npm install --save-dev sequelize-mock

Alternatively you can install the library by downloading the latest code.

Make Fake DB Connection

Because Sequelize Mock is meant to be a drop-in replacement for testing, it mirrors Sequelize in many ways including the base object's functionality. As such, you'll want to setup a fake DB connection, though you don't need any actual connection data.

var SequelizeMock = require('sequelize-mock');

var dbMock = new SequelizeMock();

Creating Mock Objects

Once you've installed the module, you can include it in your test code and define your Mock objects. Mock objects are defined with db.define([tablename, ] defaultValues, options).

var UserMock = dbMock.define('user', {
    firstName: 'Jane',
    lastName: 'Doe',
    email: ''
}, {
    instanceMethods: {
        getFullName: function () {
            return this.get('firstName') + ' ' + this.get('lastName');

Swapping Model for Mocks

Using Sequelize.import()

In SequelizeMock, we provide the same import() functionality that Sequelize provides, with the added ability to override any given imported path with your mock paths.

Using the $overrideImport method, you can simply define a mapping between your model and your mock object.

// If your Sequelize code looks like this

// Your test code can simply override the import so your code will function as expected
sequelize.$overrideImport('./users/model.js', './users/mock.js');

// Now an import for your users model will actually import your user mock file instead
sequelize.import('./users/model.js'); // Will load './users/mock.js' instead

Note that relative paths are relative to the file calling the import function, and not to your test code.

Using require()

There are a number of libraries out there that can be used to replace require() dependencies with mock objects. You can simply use one of these libraries to replace the Sequelize Mock object into your code and it should run exactly as you would expect.

Here is an example of doing so with proxyquire

var UserMock = dbMock.define('user', {
    username: 'testuser',

var proxyquire = require('proxyquire');

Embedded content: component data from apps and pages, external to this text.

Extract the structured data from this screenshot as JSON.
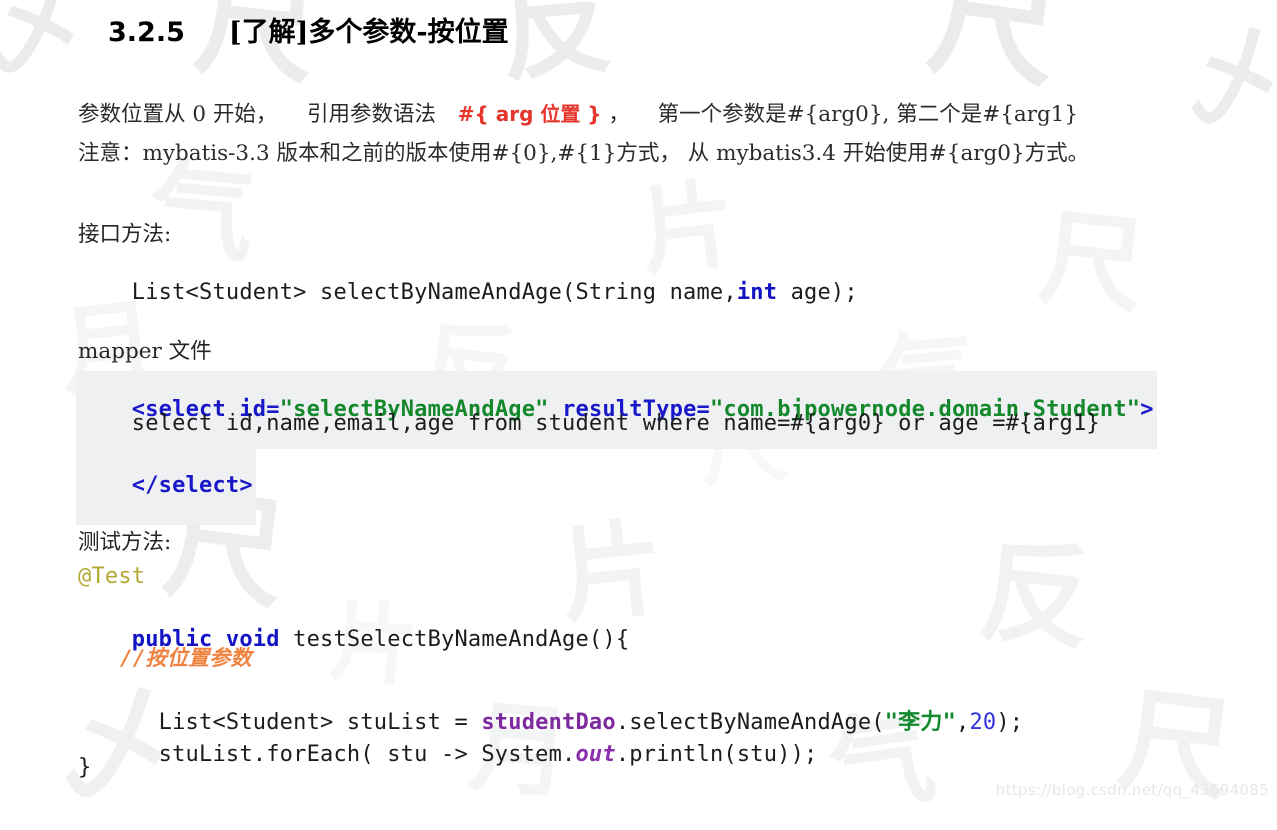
{
  "document": {
    "heading": {
      "number": "3.2.5",
      "title": "[了解]多个参数-按位置"
    },
    "intro": {
      "line1_part1": "参数位置从 0 开始，",
      "line1_part2": "引用参数语法",
      "line1_highlight": "#{ arg 位置 }",
      "line1_part3": "，",
      "line1_part4": "第一个参数是#{arg0}, 第二个是#{arg1}",
      "line2": "注意：mybatis-3.3 版本和之前的版本使用#{0},#{1}方式， 从 mybatis3.4 开始使用#{arg0}方式。"
    },
    "interface_section": {
      "caption": "接口方法:",
      "code": {
        "before_keyword": "List<Student> selectByNameAndAge(String name,",
        "keyword": "int",
        "after_keyword": " age);"
      }
    },
    "mapper_section": {
      "caption": "mapper 文件",
      "open_tag": {
        "lt": "<",
        "tag": "select",
        "space": " ",
        "attr1_name": "id=",
        "attr1_value": "\"selectByNameAndAge\"",
        "gap": " ",
        "attr2_name": "resultType=",
        "attr2_value": "\"com.bjpowernode.domain.Student\"",
        "gt": ">"
      },
      "sql_line": "    select id,name,email,age from student where name=#{arg0} or age =#{arg1}",
      "close_tag": {
        "lt": "</",
        "tag": "select",
        "gt": ">"
      }
    },
    "test_section": {
      "caption": "测试方法:",
      "annotation": "@Test",
      "signature": {
        "modifier": "public void",
        "rest": " testSelectByNameAndAge(){"
      },
      "comment": "//按位置参数",
      "call_line": {
        "prefix": "  List<Student> stuList = ",
        "field": "studentDao",
        "method": ".selectByNameAndAge(",
        "string_arg": "\"李力\"",
        "comma": ",",
        "number_arg": "20",
        "suffix": ");"
      },
      "foreach_line": {
        "prefix": "  stuList.forEach( stu -> System.",
        "field": "out",
        "suffix": ".println(stu));"
      },
      "closing_brace": "}"
    },
    "watermark": {
      "csdn_url": "https://blog.csdn.net/qq_43694085",
      "strokes": [
        "片",
        "气",
        "尺",
        "反",
        "月",
        "元",
        "气",
        "尺",
        "片",
        "反",
        "月",
        "尺",
        "气",
        "片",
        "尺",
        "反",
        "月",
        "气",
        "尺",
        "片"
      ]
    },
    "colors": {
      "keyword_blue": "#1313c4",
      "tag_blue": "#1818c8",
      "value_green": "#14892c",
      "highlight_red": "#e4342b",
      "annotation_olive": "#b3a833",
      "comment_orange": "#ef8340",
      "field_purple": "#7d2a9e",
      "code_highlight_bg": "#eff0f2"
    }
  }
}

var myModule = proxyquire('user.controller', {
    './user.model': UserMock

Some Mock Injection Libraries

Writing Tests

Once you've got your mock models created, you're ready to start testing! Your mocks will function in almost the same way as your original models, with the exception that you don't need to rely on a database to be able to run tests.

Here is a sample function I may want to test with my mock objects

exports.getUserEmail = function (userId) {
    return User.findOne({
        where: {
            id: userId,
    }).then(function (user) {

        // Return user email in format for email client use
        return user.getFullName() + ' <' + user.get('email') + '>';


For this function, a test might look something like this:

describe('#getUserEmail', function () {
    it("should return a user's email in NAME <EMAIL> format", function (done) {
        myModule.getUserEmail(1).then(function (email) {

            // Given the defined Mock object above, the default values should be used for all the values
            email.should.equal('Jane Doe <>')